» What is required: Only the text belongs in the copy: repeat each record exactly, without pictures.

[Collected data]
== Segment start ==
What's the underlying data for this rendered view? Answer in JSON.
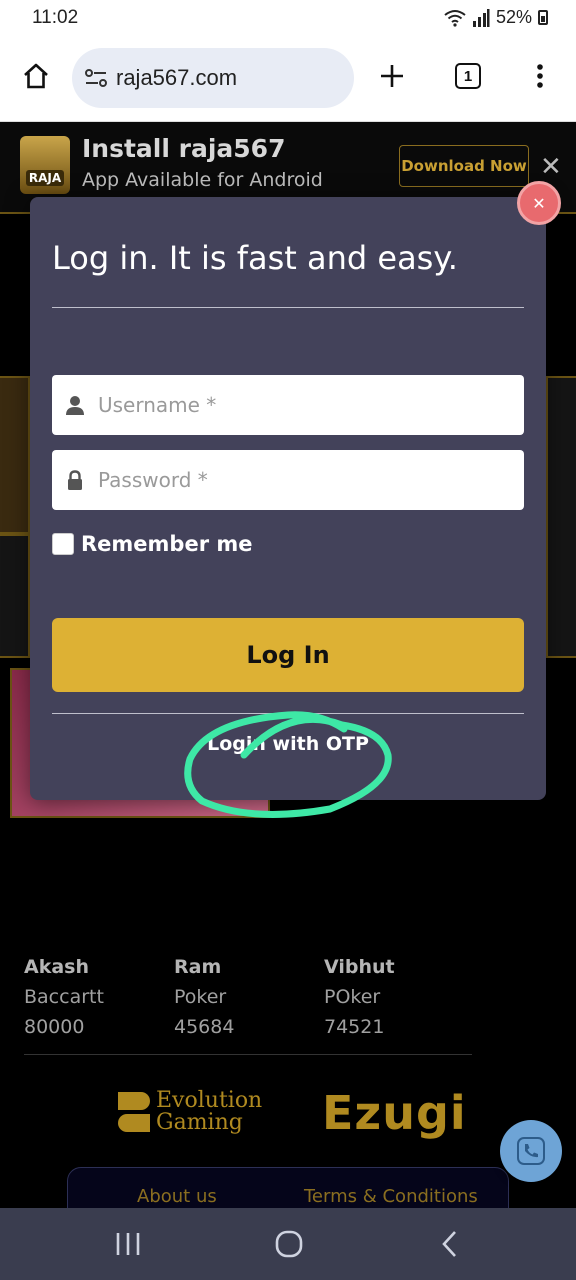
{
  "status_bar": {
    "time": "11:02",
    "battery": "52%"
  },
  "browser": {
    "url": "raja567.com",
    "tab_count": "1"
  },
  "install_banner": {
    "logo_text": "RAJA",
    "title": "Install raja567",
    "subtitle": "App Available for Android",
    "download_label": "Download Now"
  },
  "login_modal": {
    "title": "Log in. It is fast and easy.",
    "username_placeholder": "Username *",
    "password_placeholder": "Password *",
    "remember_label": "Remember me",
    "login_label": "Log In",
    "otp_label": "Login with OTP"
  },
  "stats": [
    {
      "name": "Akash",
      "game": "Baccartt",
      "amount": "80000"
    },
    {
      "name": "Ram",
      "game": "Poker",
      "amount": "45684"
    },
    {
      "name": "Vibhut",
      "game": "POker",
      "amount": "74521"
    }
  ],
  "providers": {
    "evolution_line1": "Evolution",
    "evolution_line2": "Gaming",
    "ezugi": "Ezugi"
  },
  "footer": {
    "about": "About us",
    "terms": "Terms & Conditions"
  },
  "colors": {
    "gold": "#ddb134",
    "modal_bg": "#43425a",
    "annotation": "#3ee8a6"
  }
}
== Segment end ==
» Exercise response:
What's the underlying data for this rendered view? Answer in JSON.
{
  "status_bar": {
    "time": "11:02",
    "battery": "52%"
  },
  "browser": {
    "url": "raja567.com",
    "tab_count": "1"
  },
  "install_banner": {
    "logo_text": "RAJA",
    "title": "Install raja567",
    "subtitle": "App Available for Android",
    "download_label": "Download Now"
  },
  "login_modal": {
    "title": "Log in. It is fast and easy.",
    "username_placeholder": "Username *",
    "password_placeholder": "Password *",
    "remember_label": "Remember me",
    "login_label": "Log In",
    "otp_label": "Login with OTP"
  },
  "stats": [
    {
      "name": "Akash",
      "game": "Baccartt",
      "amount": "80000"
    },
    {
      "name": "Ram",
      "game": "Poker",
      "amount": "45684"
    },
    {
      "name": "Vibhut",
      "game": "POker",
      "amount": "74521"
    }
  ],
  "providers": {
    "evolution_line1": "Evolution",
    "evolution_line2": "Gaming",
    "ezugi": "Ezugi"
  },
  "footer": {
    "about": "About us",
    "terms": "Terms & Conditions"
  },
  "colors": {
    "gold": "#ddb134",
    "modal_bg": "#43425a",
    "annotation": "#3ee8a6"
  }
}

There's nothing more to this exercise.